The story picks up with Barry’s time in high school, which was when he began to make a name for himself as a future star. Unfortunately, he was never known as a “team-first” guy, which was especially the case in football and basketball. While on the gridiron, seniors once stole his helmet, so Bonds went to a teammate and said, “You never play, let me have your helmet.” It was more of the same in basketball. Bonds would never practice hard and always seemed to loaf, but he would just be one of the better players at games.

From high school, Bonds moved to college, where, after breaking curfew on a road game, his teammates voted to kick him off the squad.

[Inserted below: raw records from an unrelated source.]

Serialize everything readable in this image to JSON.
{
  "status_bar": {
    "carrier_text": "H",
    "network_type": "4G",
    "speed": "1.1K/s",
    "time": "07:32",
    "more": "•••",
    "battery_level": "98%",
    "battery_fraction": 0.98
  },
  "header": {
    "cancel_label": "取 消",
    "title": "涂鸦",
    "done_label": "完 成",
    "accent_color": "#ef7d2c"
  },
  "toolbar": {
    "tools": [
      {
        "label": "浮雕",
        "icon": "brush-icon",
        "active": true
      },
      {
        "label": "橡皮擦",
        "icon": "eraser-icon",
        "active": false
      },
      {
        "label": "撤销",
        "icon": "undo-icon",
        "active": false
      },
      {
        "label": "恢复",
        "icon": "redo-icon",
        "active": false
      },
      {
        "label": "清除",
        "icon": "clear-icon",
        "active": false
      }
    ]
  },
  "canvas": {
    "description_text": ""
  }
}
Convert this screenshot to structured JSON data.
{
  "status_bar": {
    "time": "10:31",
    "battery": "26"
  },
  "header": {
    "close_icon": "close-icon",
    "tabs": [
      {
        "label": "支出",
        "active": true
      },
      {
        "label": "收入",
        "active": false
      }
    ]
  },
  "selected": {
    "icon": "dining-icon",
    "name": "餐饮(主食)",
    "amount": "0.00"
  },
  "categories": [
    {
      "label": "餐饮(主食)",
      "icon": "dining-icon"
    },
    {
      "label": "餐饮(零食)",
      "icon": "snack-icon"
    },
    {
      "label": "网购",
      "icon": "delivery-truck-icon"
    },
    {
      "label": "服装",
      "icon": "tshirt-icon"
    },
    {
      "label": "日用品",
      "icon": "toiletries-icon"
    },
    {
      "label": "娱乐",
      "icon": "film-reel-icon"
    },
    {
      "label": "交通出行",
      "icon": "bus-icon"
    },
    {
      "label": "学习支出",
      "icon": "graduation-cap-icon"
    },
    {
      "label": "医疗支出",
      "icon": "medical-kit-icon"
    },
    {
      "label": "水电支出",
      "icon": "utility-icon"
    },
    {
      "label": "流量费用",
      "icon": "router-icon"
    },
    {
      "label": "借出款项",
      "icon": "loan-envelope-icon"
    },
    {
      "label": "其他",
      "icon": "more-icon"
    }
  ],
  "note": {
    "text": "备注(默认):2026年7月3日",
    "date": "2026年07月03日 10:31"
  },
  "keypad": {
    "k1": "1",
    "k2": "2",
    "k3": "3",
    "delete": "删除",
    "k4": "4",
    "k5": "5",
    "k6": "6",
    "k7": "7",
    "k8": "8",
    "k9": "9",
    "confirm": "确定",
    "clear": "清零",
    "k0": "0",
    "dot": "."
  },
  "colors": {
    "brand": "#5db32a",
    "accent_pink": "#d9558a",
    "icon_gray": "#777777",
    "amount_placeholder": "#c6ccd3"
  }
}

The head coach, Jim Brock, then rigged the results to say no unanimous decision means Bonds should stay. The outfielder would remain a churlish individual and keep up his “me first” attitude.

From college, Pearlman takes readers to Pittsburgh and San Francisco, the two stops in Bonds’ professional career. In Pittsburgh, he repeatedly refused to listen to coaches, declined interviews with members of the media, and still did not get along with teammates. However, his worst act may have been how he treated fans (Bonds rarely signed autographs) and clubhouse attendants. In San Francisco, Pearlman depicts Giants’ owner Peter McGowan and the Giants as subservient to Bonds, and at time relying solely on Bonds’s website for information on their slugger through his many knee injuries.

And, of course, the topic of steroids is touched upon. Pearlman describes a scene in which Bonds is at Cincinnati Reds’ slugger Ken Griffey Jr.’s Orlando, Florida, home and Bonds is fed up with the media attention being paid to Mark McGwire and Sammy Sosa. He says he’ll “start using the s---” in order to hit more home runs. According to the author, Bonds begins using whatever his trainer, Greg Anderson, was giving him. The author also touches upon several signs of questionable muscle growth, like the increase in head size, the fact that Bonds put together his best seasons past the age of 35, and growths of acne on his back. Pearlman takes a pretty hard stance that Bonds was a huge user of illegal performance-enhancing substances.


Love Me, Hate Me is an excellent example of sports journalism. Pearlman does a good job weaving 524 interviews into a biography about the most-talked about player in baseball. While Bonds did not submit to an interview, the book seems to be all-encompassing. It earns a three ball rating.



Our Rating System is based on a four ball system as follows:One Ball: Average. It has something to say but is nothing special.Two Balls: Something men usually have - also means it’s a cut above average, and worth reading/owning.Three balls: Stands out from its peers and is highly recommended.

Four Balls: More than just what two men have when hanging out together, it means it is an exceptional book that truly earns a walk - straight to the local book store to get a copy.